Bún riêu is a crab noodle soup with many colours and flavours. So I may have cheated by using the bún riêu flavouring from a can, but if there ever was a time to use canned flavouring for a dish this would be the one time. The aroma and flavours from this canned bún riêu flavouring is just so intense. This is the only dish my mum never makes from scratch. I haven’t had bún riêu made from scratch to know the true flavouring of this dish. To make bún riêu from scratch would involve removing shells from many crabs and then pounding them and mixing with shrimp paste to create the broth. But my cheat method is so tasty and easier so I’m sticking with it.

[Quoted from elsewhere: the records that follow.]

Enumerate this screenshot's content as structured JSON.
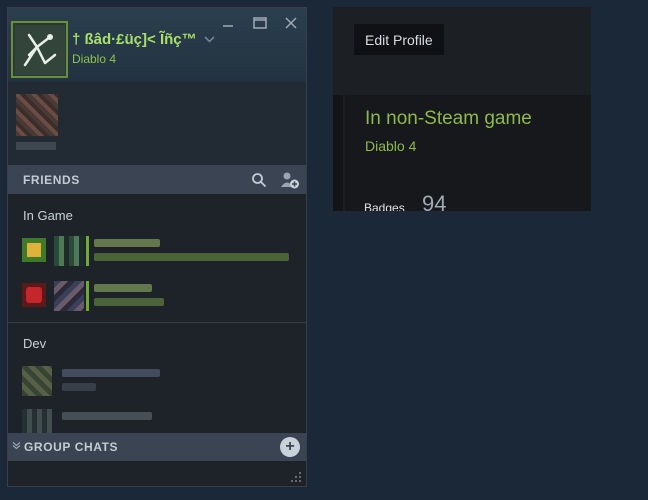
{
  "user": {
    "name": "† ßâd·£üç]< Ĩñç™",
    "status_game": "Diablo 4"
  },
  "friends_section": {
    "title": "FRIENDS"
  },
  "groups": [
    {
      "label": "In Game"
    },
    {
      "label": "Dev"
    }
  ],
  "group_chats": {
    "title": "GROUP CHATS",
    "add_symbol": "+"
  },
  "profile": {
    "edit_button": "Edit Profile",
    "status_text": "In non-Steam game",
    "status_game": "Diablo 4",
    "badges_label": "Badges",
    "badges_count": "94"
  },
  "colors": {
    "in_game_green": "#8fb94a",
    "panel_bg": "#1e2329",
    "header_bar": "#3a4452",
    "page_bg": "#1b2838"
  },
  "icons": {
    "avatar": "tree-rune-avatar",
    "minimize": "minimize-icon",
    "maximize": "maximize-icon",
    "close": "close-icon",
    "search": "search-icon",
    "add_friend": "add-friend-icon"
  }
}
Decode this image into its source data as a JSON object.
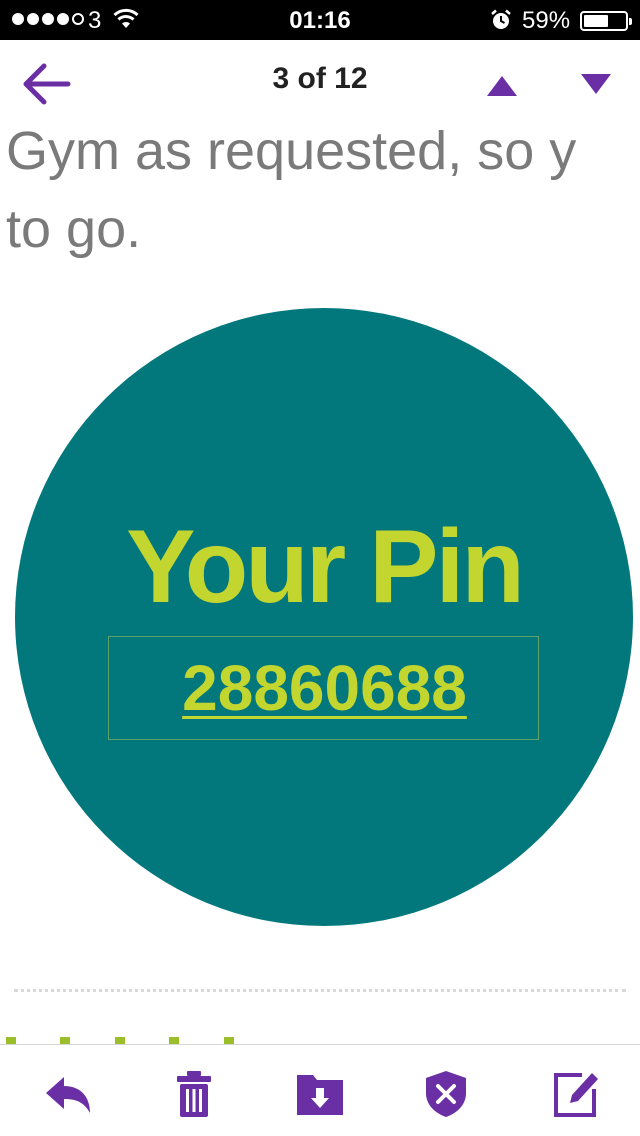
{
  "status_bar": {
    "carrier": "3",
    "time": "01:16",
    "battery_percent": "59%",
    "battery_level": 0.59,
    "signal_bars_filled": 4,
    "signal_bars_total": 5
  },
  "nav": {
    "position": "3 of 12"
  },
  "message": {
    "line1": "Gym as requested, so y",
    "line2": "to go.",
    "pin_title": "Your Pin",
    "pin_number": "28860688"
  },
  "colors": {
    "accent": "#6b2fa5",
    "pin_background": "#02787c",
    "pin_text": "#c2d62f",
    "body_text": "#7a7a7a"
  },
  "toolbar": {
    "icons": [
      "reply-icon",
      "trash-icon",
      "move-to-folder-icon",
      "spam-icon",
      "compose-icon"
    ]
  }
}
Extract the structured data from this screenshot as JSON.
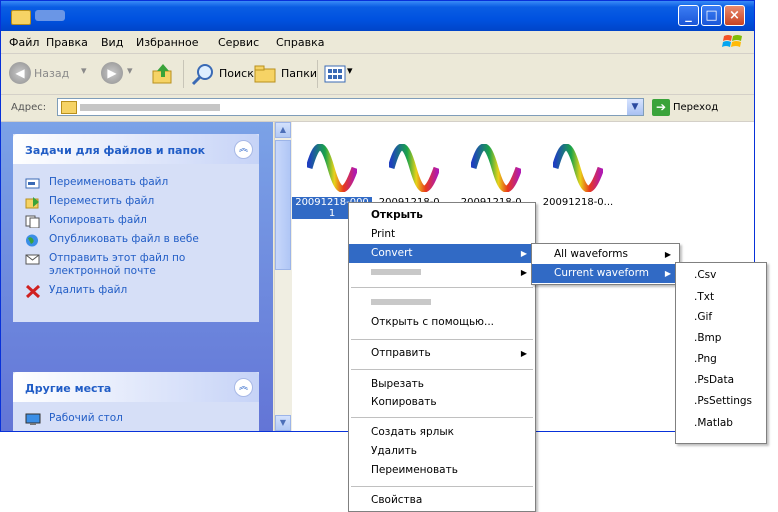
{
  "menubar": {
    "items": [
      "Файл",
      "Правка",
      "Вид",
      "Избранное",
      "Сервис",
      "Справка"
    ]
  },
  "toolbar": {
    "back": "Назад",
    "search": "Поиск",
    "folders": "Папки"
  },
  "addressbar": {
    "label": "Адрес:",
    "go": "Переход"
  },
  "tasks": {
    "title": "Задачи для файлов и папок",
    "items": [
      "Переименовать файл",
      "Переместить файл",
      "Копировать файл",
      "Опубликовать файл в вебе",
      "Отправить этот файл по электронной почте",
      "Удалить файл"
    ]
  },
  "other_places": {
    "title": "Другие места",
    "items": [
      "Рабочий стол"
    ]
  },
  "files": [
    {
      "label": "20091218-000 1"
    },
    {
      "label": "20091218-0..."
    },
    {
      "label": "20091218-0..."
    },
    {
      "label": "20091218-0..."
    }
  ],
  "context_menu": {
    "open": "Открыть",
    "print": "Print",
    "convert": "Convert",
    "open_with": "Открыть с помощью...",
    "send_to": "Отправить",
    "cut": "Вырезать",
    "copy": "Копировать",
    "create_shortcut": "Создать ярлык",
    "delete": "Удалить",
    "rename": "Переименовать",
    "properties": "Свойства"
  },
  "convert_submenu": {
    "all": "All waveforms",
    "current": "Current waveform"
  },
  "formats": [
    ".Csv",
    ".Txt",
    ".Gif",
    ".Bmp",
    ".Png",
    ".PsData",
    ".PsSettings",
    ".Matlab"
  ],
  "colors": {
    "selection": "#316ac5",
    "titlebar": "#0052e0",
    "taskpane": "#6375d6"
  },
  "icons": [
    "folder-icon",
    "windows-logo-icon",
    "back-icon",
    "forward-icon",
    "up-icon",
    "search-icon",
    "folders-icon",
    "views-icon",
    "go-icon",
    "waveform-file-icon"
  ]
}
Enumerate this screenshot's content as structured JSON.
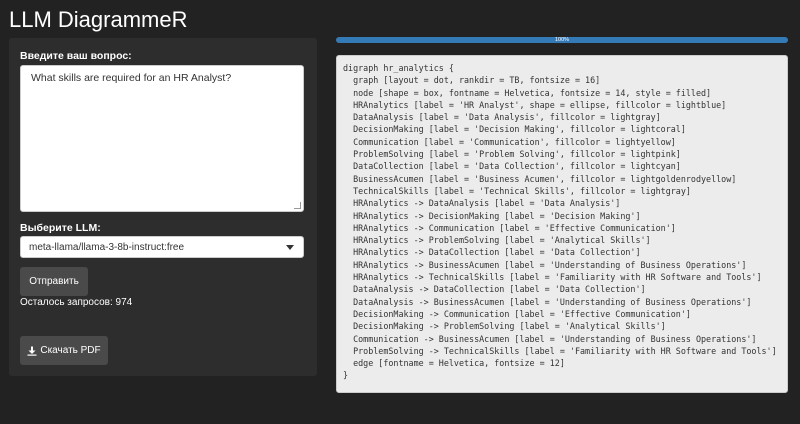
{
  "app": {
    "title": "LLM DiagrammeR"
  },
  "sidebar": {
    "question_label": "Введите ваш вопрос:",
    "question_value": "What skills are required for an HR Analyst?",
    "llm_label": "Выберите LLM:",
    "llm_selected": "meta-llama/llama-3-8b-instruct:free",
    "send_button": "Отправить",
    "remaining_text": "Осталось запросов: 974",
    "pdf_button": "Скачать PDF"
  },
  "progress": {
    "value": 1.0,
    "label": "100%"
  },
  "code": {
    "lines": [
      "digraph hr_analytics {",
      "  graph [layout = dot, rankdir = TB, fontsize = 16]",
      "  node [shape = box, fontname = Helvetica, fontsize = 14, style = filled]",
      "  HRAnalytics [label = 'HR Analyst', shape = ellipse, fillcolor = lightblue]",
      "  DataAnalysis [label = 'Data Analysis', fillcolor = lightgray]",
      "  DecisionMaking [label = 'Decision Making', fillcolor = lightcoral]",
      "  Communication [label = 'Communication', fillcolor = lightyellow]",
      "  ProblemSolving [label = 'Problem Solving', fillcolor = lightpink]",
      "  DataCollection [label = 'Data Collection', fillcolor = lightcyan]",
      "  BusinessAcumen [label = 'Business Acumen', fillcolor = lightgoldenrodyellow]",
      "  TechnicalSkills [label = 'Technical Skills', fillcolor = lightgray]",
      "  HRAnalytics -> DataAnalysis [label = 'Data Analysis']",
      "  HRAnalytics -> DecisionMaking [label = 'Decision Making']",
      "  HRAnalytics -> Communication [label = 'Effective Communication']",
      "  HRAnalytics -> ProblemSolving [label = 'Analytical Skills']",
      "  HRAnalytics -> DataCollection [label = 'Data Collection']",
      "  HRAnalytics -> BusinessAcumen [label = 'Understanding of Business Operations']",
      "  HRAnalytics -> TechnicalSkills [label = 'Familiarity with HR Software and Tools']",
      "  DataAnalysis -> DataCollection [label = 'Data Collection']",
      "  DataAnalysis -> BusinessAcumen [label = 'Understanding of Business Operations']",
      "  DecisionMaking -> Communication [label = 'Effective Communication']",
      "  DecisionMaking -> ProblemSolving [label = 'Analytical Skills']",
      "  Communication -> BusinessAcumen [label = 'Understanding of Business Operations']",
      "  ProblemSolving -> TechnicalSkills [label = 'Familiarity with HR Software and Tools']",
      "  edge [fontname = Helvetica, fontsize = 12]",
      "}"
    ]
  },
  "colors": {
    "background": "#222222",
    "panel": "#2d2d2d",
    "progress_fill": "#337ab7",
    "button": "#4a4a4a",
    "code_bg": "#ececec"
  },
  "icons": {
    "pdf_button_icon": "download-icon",
    "select_icon": "caret-down-icon"
  }
}
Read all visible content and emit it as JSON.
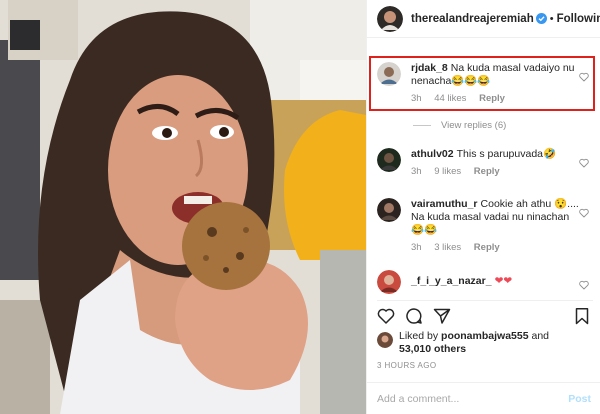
{
  "post": {
    "author": "therealandreajeremiah",
    "separator": "•",
    "follow_label": "Following"
  },
  "comments": [
    {
      "username": "rjdak_8",
      "text": "Na kuda masal vadaiyo nu nenacha😂😂😂",
      "time": "3h",
      "likes": "44 likes",
      "reply": "Reply",
      "view_replies": "View replies (6)"
    },
    {
      "username": "athulv02",
      "text": "This s parupuvada🤣",
      "time": "3h",
      "likes": "9 likes",
      "reply": "Reply"
    },
    {
      "username": "vairamuthu_r",
      "text": "Cookie ah athu 😯.... Na kuda masal vadai nu ninachan😂😂",
      "time": "3h",
      "likes": "3 likes",
      "reply": "Reply"
    },
    {
      "username": "_f_i_y_a_nazar_",
      "text": "❤❤"
    }
  ],
  "likes_summary": {
    "prefix": "Liked by",
    "user": "poonambajwa555",
    "connector": "and",
    "count": "53,010 others"
  },
  "date": "3 HOURS AGO",
  "composer": {
    "placeholder": "Add a comment...",
    "post_label": "Post"
  },
  "icons": [
    "verified-badge-icon",
    "heart-icon",
    "comment-icon",
    "share-icon",
    "bookmark-icon"
  ],
  "colors": {
    "accent": "#3897f0",
    "highlight": "#e0201a",
    "muted": "#8e8e8e",
    "post_disabled": "#b2dffc"
  }
}
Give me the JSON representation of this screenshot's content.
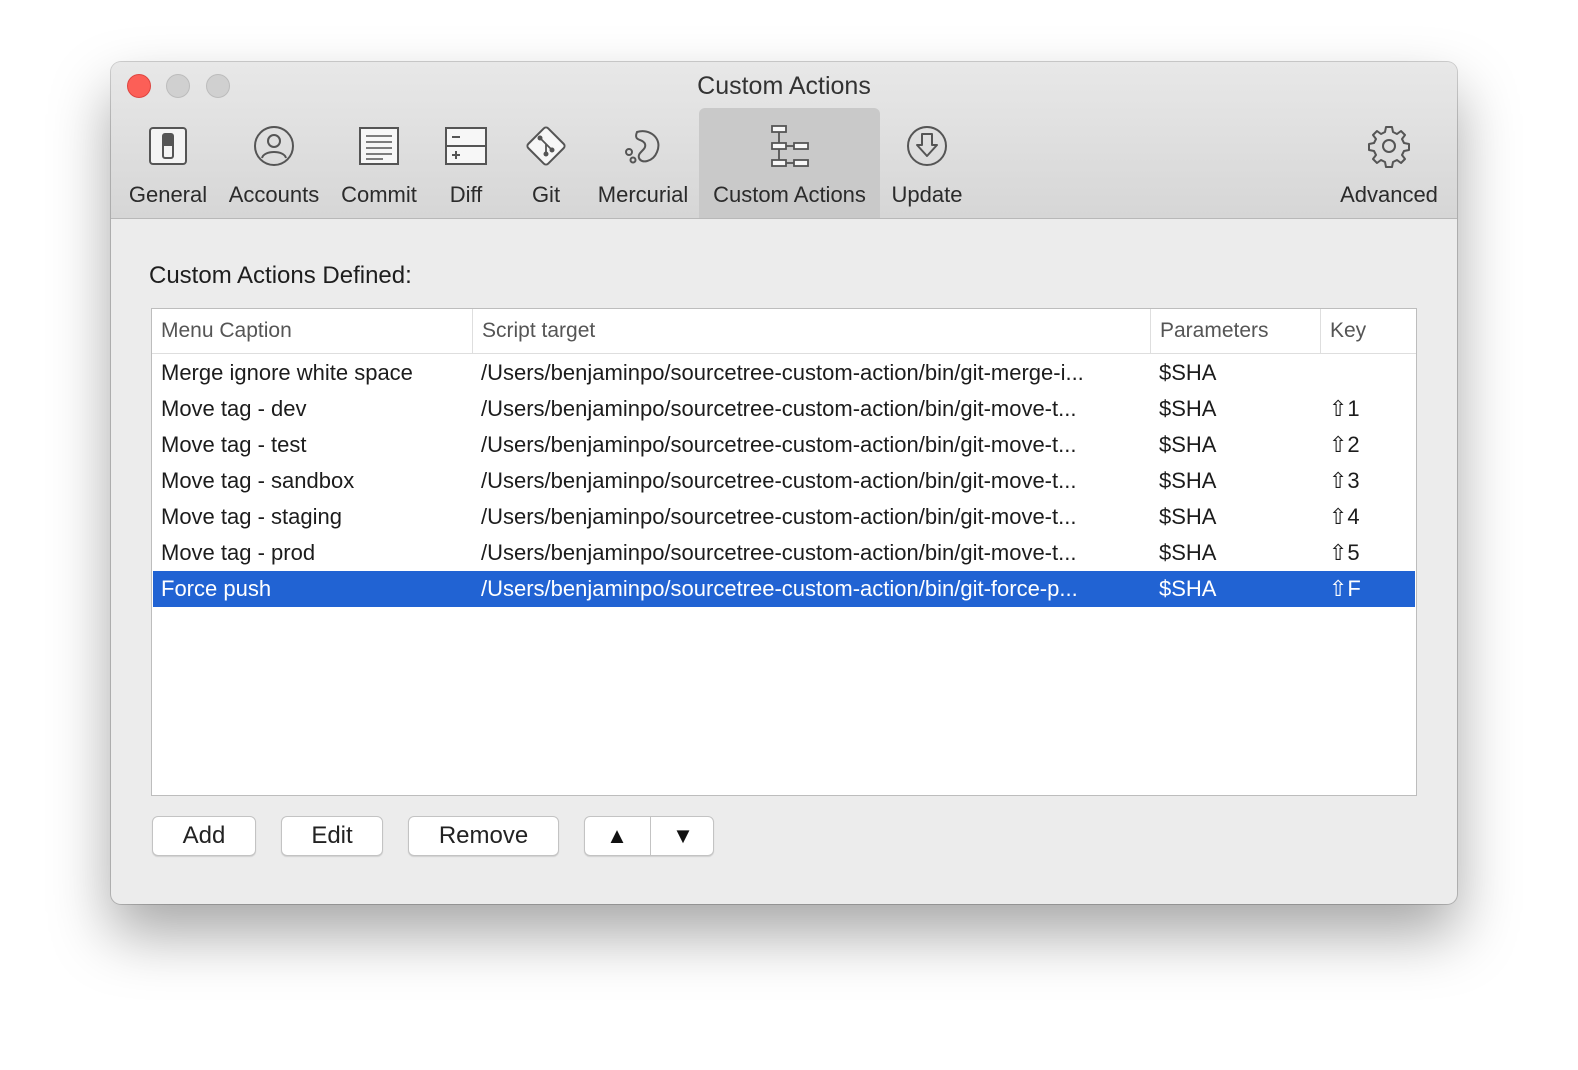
{
  "window": {
    "title": "Custom Actions"
  },
  "toolbar": {
    "tabs": [
      {
        "label": "General",
        "icon": "general-switch-icon"
      },
      {
        "label": "Accounts",
        "icon": "accounts-person-icon"
      },
      {
        "label": "Commit",
        "icon": "commit-document-icon"
      },
      {
        "label": "Diff",
        "icon": "diff-icon"
      },
      {
        "label": "Git",
        "icon": "git-diamond-icon"
      },
      {
        "label": "Mercurial",
        "icon": "mercurial-icon"
      },
      {
        "label": "Custom Actions",
        "icon": "custom-actions-tree-icon",
        "selected": true
      },
      {
        "label": "Update",
        "icon": "update-download-icon"
      },
      {
        "label": "Advanced",
        "icon": "gear-icon"
      }
    ]
  },
  "content": {
    "heading": "Custom Actions Defined:"
  },
  "table": {
    "headers": {
      "caption": "Menu Caption",
      "target": "Script target",
      "params": "Parameters",
      "key": "Key"
    },
    "rows": [
      {
        "caption": "Merge ignore white space",
        "target": "/Users/benjaminpo/sourcetree-custom-action/bin/git-merge-i...",
        "params": "$SHA",
        "key": ""
      },
      {
        "caption": "Move tag - dev",
        "target": "/Users/benjaminpo/sourcetree-custom-action/bin/git-move-t...",
        "params": "$SHA",
        "key": "⇧1"
      },
      {
        "caption": "Move tag - test",
        "target": "/Users/benjaminpo/sourcetree-custom-action/bin/git-move-t...",
        "params": "$SHA",
        "key": "⇧2"
      },
      {
        "caption": "Move tag - sandbox",
        "target": "/Users/benjaminpo/sourcetree-custom-action/bin/git-move-t...",
        "params": "$SHA",
        "key": "⇧3"
      },
      {
        "caption": "Move tag - staging",
        "target": "/Users/benjaminpo/sourcetree-custom-action/bin/git-move-t...",
        "params": "$SHA",
        "key": "⇧4"
      },
      {
        "caption": "Move tag - prod",
        "target": "/Users/benjaminpo/sourcetree-custom-action/bin/git-move-t...",
        "params": "$SHA",
        "key": "⇧5"
      },
      {
        "caption": "Force push",
        "target": "/Users/benjaminpo/sourcetree-custom-action/bin/git-force-p...",
        "params": "$SHA",
        "key": "⇧F",
        "selected": true
      }
    ]
  },
  "buttons": {
    "add": "Add",
    "edit": "Edit",
    "remove": "Remove",
    "move_up": "▲",
    "move_down": "▼"
  },
  "colors": {
    "selection": "#2163d3",
    "close_button": "#fc5f57"
  }
}
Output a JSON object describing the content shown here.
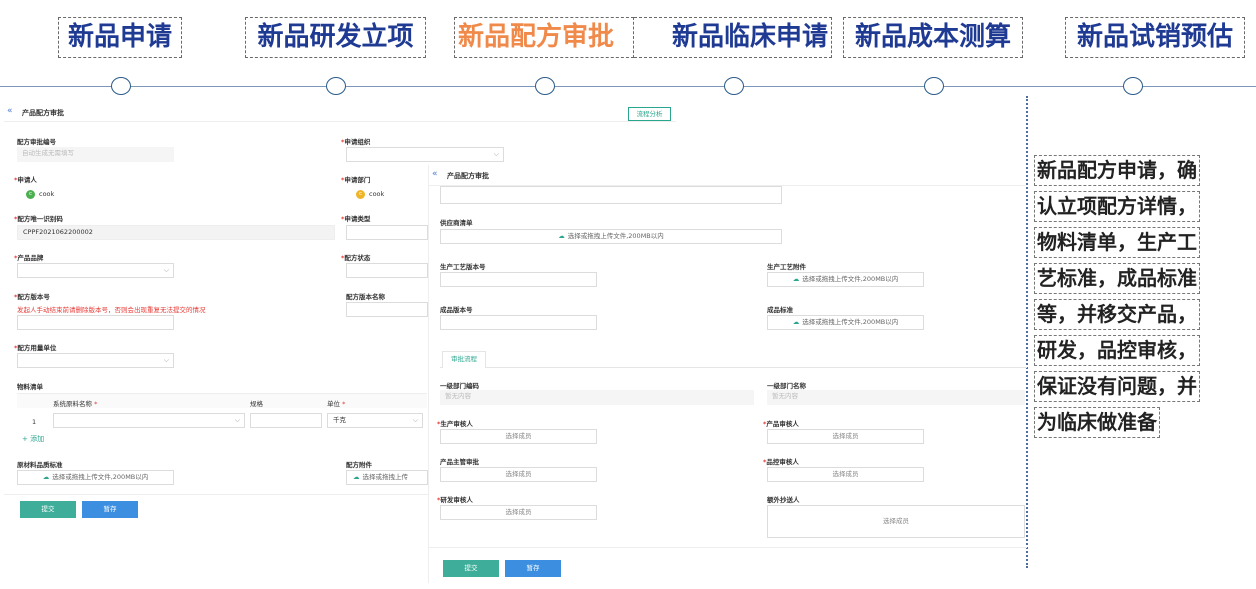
{
  "steps": [
    {
      "label": "新品申请"
    },
    {
      "label": "新品研发立项"
    },
    {
      "label": "新品配方审批"
    },
    {
      "label": "新品临床申请"
    },
    {
      "label": "新品成本测算"
    },
    {
      "label": "新品试销预估"
    }
  ],
  "description": [
    "新品配方申请，确",
    "认立项配方详情，",
    "物料清单，生产工",
    "艺标准，成品标准",
    "等，并移交产品，",
    "研发，品控审核，",
    "保证没有问题，并",
    "为临床做准备"
  ],
  "colors": {
    "title": "#1f3a93",
    "active": "#f08a4b",
    "primary_green": "#3eae9a",
    "primary_blue": "#3c8fe0",
    "required": "#e53935"
  },
  "panel1": {
    "back_icon": "double-chevron-left-icon",
    "title": "产品配方审批",
    "flow_btn": "流程分析",
    "recipe_no_label": "配方审批编号",
    "recipe_no_placeholder": "自动生成无需填写",
    "org_label": "申请组织",
    "applicant_label": "申请人",
    "applicant_initial": "c",
    "applicant_name": "cook",
    "dept_label": "申请部门",
    "dept_initial": "c",
    "dept_name": "cook",
    "code_label": "配方唯一识别码",
    "code_value": "CPPF2021062200002",
    "type_label": "申请类型",
    "brand_label": "产品品牌",
    "status_label": "配方状态",
    "version_label": "配方版本号",
    "version_warning": "发起人手动结束前请删除版本号，否则会出现重复无法提交的情况",
    "version_name_label": "配方版本名称",
    "unit_label": "配方用量单位",
    "bom_title": "物料清单",
    "col_name": "系统原料名称",
    "col_spec": "规格",
    "col_unit": "单位",
    "row_index": "1",
    "row_unit": "千克",
    "add_label": "+ 添加",
    "quality_label": "原材料品质标准",
    "quality_upload": "选择或拖拽上传文件,200MB以内",
    "attach_label": "配方附件",
    "attach_upload": "选择或拖拽上传",
    "submit": "提交",
    "save": "暂存"
  },
  "panel2": {
    "back_icon": "double-chevron-left-icon",
    "title": "产品配方审批",
    "supplier_label": "供应商清单",
    "supplier_upload": "选择或拖拽上传文件,200MB以内",
    "process_ver_label": "生产工艺版本号",
    "process_attach_label": "生产工艺附件",
    "process_attach_upload": "选择或拖拽上传文件,200MB以内",
    "product_ver_label": "成品版本号",
    "product_std_label": "成品标准",
    "product_std_upload": "选择或拖拽上传文件,200MB以内",
    "tab_label": "审批流程",
    "dept1_code_label": "一级部门编码",
    "dept1_code_placeholder": "暂无内容",
    "dept1_name_label": "一级部门名称",
    "dept1_name_placeholder": "暂无内容",
    "prod_reviewer_label": "生产审核人",
    "product_reviewer_label": "产品审核人",
    "prod_manager_label": "产品主管审批",
    "qc_reviewer_label": "品控审核人",
    "rd_reviewer_label": "研发审核人",
    "cc_label": "额外抄送人",
    "select_member": "选择成员",
    "submit": "提交",
    "save": "暂存"
  }
}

Bún riêu has a unique delicate crab meat mixture which floats to the top of the soup once cooked called “riêu”. I use the canned bún riêu flavouring to mix with crab meat and egg to create the crab mixture. I prefer mine to be more formed and care is taken when ladling the mixture into the soup and let the mixture set slightly before I dropping it completely into the soup pot.
Water spinach is the special vegetable that accompanies bún riêu along with fresh herbs, bean sprout, coriander, chopped spring onion. I split the water spinach stems by hand which was a little time consuming but you can get a device which does the job quite easily (available at asian groceries).
Bún Riêu Cua -Vietnamese Tomato and Crab Noodle Soup Recipe
Serves 6 – 8
2kg chicken bones
6 litres of water
1 brown onion, quartered
1 kg ripe tomatoes
1 packet of fried tofu, cut in halves
1 packet of dried vermicelli noodles
Crab meat mixture
150 – 200g crab meat
can of prawn in spices
Spring onion, green part thinly sliced
Lime, cut into wedges
Shrimp paste (optional)
To get clear stock, parboil the chicken bones first. To do this, add bones and cover with water. Boil vigorously for 15 minutes. Pour the water, rinse the chicken bones and was the pot.
In the clean pot, add 6 litres of water and add the chicken bones. Bring to the boil and then reduce the heat to simmering. Scoop out the scum that rises on top. Add the onion. Leave to boi for 1.5 – 2 hours.
In a large bowl, add the crab meat, can of crab meat in spices and eggs. Mix well. Set aside and refrigerate.
After 1.5 – 2 hours, drain the stock through a strainer into another pot. Bring to a boil and season with salt, fish sauce and sugar. Add tomatoes and tofu. Cook for about 15 minutes on a simmer.
On a Scoop up one ladle of the crab meat mixture and hold it in the stock until it starts to set, then use another spoon to help gently release the mixture into the stock. Repeat this process with the remaining mixture.
To serve, divide the noodles into bowls. Gently spoon the crab mixture on top of the noodles, and ladle soup, tomatoes and tofu into bowls. Garnish with spring onion and coriander. Serve with lemon, bean sprouts, fresh herbs and water spinach.